     | full employment, production possibilities | derivation, production possibilities curve | slope, production possibilities curve | opportunity cost, production possibilities | investment, production possibilities | economic growth, production possibilities | economic growth, sources | law of increasing opportunity cost |


Or For A Little Background...

     | full employment | production possibilities | production possibilities curve | assumptions, production possibilities | technical efficiency | graphical analysis | unemployment |


And For Further Study...

     | economic efficiency | efficiency | economic goals | seven economic rules | free lunch | three questions of allocation | four estates | government functions | political views | unemployment rate | macroeconomic problems | unemployment problems | recessionary gap |


Related Websites (Will Open in New Window)...

     | function text0(){document.show.display.value="" | document.show.numbers.value="" | }function text1(){document.show.display.value="Full Employment" | }function D(){document.show.display.value="Full Employment" | document.show.numbers.value="3 sheds, 425 crab puffs" | }function J(){document.show.display.value="Full Employment" | document.show.numbers.value="9 sheds, 200 crab puffs" | }function text2(){document.show.display.value="Unemployment" | }function L(){document.show.display.value="Unemployment" | document.show.numbers.value="3 sheds, 200 crab puffs" | }function text3(){document.show.display.value="Unattainable" | }function M(){document.show.display.value="Unattainable" | document.show.numbers.value="9 sheds, 425 crab puffs" | } |

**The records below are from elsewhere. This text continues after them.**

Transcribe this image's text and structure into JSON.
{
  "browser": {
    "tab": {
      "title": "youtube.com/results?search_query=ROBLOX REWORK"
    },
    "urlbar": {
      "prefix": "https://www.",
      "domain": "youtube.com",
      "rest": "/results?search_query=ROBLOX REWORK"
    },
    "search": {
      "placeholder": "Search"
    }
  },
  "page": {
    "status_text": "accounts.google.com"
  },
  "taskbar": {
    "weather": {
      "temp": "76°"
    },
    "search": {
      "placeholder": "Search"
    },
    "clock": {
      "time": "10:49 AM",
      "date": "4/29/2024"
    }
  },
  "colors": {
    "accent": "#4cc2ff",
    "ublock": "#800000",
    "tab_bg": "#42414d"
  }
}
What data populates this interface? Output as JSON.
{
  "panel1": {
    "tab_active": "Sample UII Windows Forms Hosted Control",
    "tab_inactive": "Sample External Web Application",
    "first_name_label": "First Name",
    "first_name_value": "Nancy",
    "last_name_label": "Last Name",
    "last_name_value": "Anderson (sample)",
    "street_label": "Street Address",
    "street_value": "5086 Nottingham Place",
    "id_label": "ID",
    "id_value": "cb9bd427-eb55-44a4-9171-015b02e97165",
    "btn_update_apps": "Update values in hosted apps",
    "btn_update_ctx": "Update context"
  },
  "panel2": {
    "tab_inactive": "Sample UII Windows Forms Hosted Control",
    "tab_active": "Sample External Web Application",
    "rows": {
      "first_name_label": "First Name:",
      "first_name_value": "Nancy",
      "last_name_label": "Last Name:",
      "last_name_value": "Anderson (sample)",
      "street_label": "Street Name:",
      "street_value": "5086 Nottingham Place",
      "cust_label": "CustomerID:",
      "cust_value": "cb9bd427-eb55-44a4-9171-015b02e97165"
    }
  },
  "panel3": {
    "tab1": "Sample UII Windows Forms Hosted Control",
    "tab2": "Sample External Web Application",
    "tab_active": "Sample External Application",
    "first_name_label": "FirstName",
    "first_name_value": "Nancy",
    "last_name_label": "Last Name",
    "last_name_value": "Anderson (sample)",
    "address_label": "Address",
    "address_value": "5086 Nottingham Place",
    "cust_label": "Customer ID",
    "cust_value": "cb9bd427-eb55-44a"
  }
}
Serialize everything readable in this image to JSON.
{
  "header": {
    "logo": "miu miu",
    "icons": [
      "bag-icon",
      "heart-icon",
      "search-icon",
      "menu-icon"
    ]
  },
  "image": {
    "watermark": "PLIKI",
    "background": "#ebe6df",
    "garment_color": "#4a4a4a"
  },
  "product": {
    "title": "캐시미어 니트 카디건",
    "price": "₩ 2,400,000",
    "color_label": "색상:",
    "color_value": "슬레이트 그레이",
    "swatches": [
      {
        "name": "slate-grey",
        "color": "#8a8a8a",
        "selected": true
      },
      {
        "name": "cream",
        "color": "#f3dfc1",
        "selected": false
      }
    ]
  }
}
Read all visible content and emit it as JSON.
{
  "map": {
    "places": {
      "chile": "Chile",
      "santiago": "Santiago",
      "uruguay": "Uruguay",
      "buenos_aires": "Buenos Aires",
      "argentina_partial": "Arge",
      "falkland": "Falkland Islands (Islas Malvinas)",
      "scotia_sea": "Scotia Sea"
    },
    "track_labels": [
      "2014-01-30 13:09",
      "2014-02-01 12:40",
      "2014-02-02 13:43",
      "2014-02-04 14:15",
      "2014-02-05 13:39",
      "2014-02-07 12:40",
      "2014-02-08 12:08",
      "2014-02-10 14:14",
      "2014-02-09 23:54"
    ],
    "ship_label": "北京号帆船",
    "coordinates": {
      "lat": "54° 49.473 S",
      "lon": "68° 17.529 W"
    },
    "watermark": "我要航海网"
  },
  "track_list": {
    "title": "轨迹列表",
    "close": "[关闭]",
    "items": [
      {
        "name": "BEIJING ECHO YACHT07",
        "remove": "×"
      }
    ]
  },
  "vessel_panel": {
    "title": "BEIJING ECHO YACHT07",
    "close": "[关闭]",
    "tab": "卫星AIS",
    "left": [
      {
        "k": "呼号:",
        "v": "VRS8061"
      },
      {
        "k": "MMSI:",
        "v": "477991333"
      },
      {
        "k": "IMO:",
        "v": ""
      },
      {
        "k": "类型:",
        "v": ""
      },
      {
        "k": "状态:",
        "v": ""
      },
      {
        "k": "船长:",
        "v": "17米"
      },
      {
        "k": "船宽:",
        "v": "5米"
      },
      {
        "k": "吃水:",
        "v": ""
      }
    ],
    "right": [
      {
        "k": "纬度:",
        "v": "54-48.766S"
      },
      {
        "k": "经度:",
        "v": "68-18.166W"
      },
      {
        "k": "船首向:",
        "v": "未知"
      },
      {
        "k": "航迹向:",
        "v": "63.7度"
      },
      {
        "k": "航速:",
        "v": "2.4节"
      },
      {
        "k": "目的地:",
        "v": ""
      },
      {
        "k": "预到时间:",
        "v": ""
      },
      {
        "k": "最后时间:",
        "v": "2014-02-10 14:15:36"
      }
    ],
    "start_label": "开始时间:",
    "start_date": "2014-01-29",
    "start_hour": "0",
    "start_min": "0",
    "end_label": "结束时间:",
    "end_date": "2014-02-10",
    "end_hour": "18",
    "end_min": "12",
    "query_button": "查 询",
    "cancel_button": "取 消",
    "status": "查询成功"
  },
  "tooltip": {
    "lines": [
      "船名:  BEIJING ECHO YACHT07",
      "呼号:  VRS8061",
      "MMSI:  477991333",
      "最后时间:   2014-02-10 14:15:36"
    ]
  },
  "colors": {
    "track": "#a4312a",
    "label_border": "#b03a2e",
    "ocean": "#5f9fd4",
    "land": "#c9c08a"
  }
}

Search Again?

Back to the WEB*pedia


APLS

GREEN LOGIGUIN
[What's This?]

Today, you are likely to spend a great deal of time at a crowded estate auction hoping to buy either a decorative windchime with plastic or a flower arrangement for that special day for your mother. Be on the lookout for pencil sharpeners with an attitude.
Your Complete Scope

This isn't me! What am I?

Ragnar Frisch and Jan Tinbergen were the 1st Nobel Prize winners in Economics in 1969.
"Don't judge each day by the harvest you reap but by the seeds that you plant. "

-- Robert Louis Stephenson, writer

LRAC
Long Run Average Cost
A PEDestrian's Guide
Xtra Credit
Tell us what you think about AmosWEB. Like what you see? Have suggestions for improvements? Let us know. Click the User Feedback link.

User Feedback



| AmosWEB | WEB*pedia | GLOSS*arama | ECON*world | CLASS*portal | QUIZ*tastic | PED Guide | Xtra Credit | eTutor | A*PLS |
| About Us | Terms of Use | Privacy Statement |

Thanks for visiting AmosWEB
Copyright ©2000-2022 AmosWEB*LLC
Send comments or questions to: WebMaster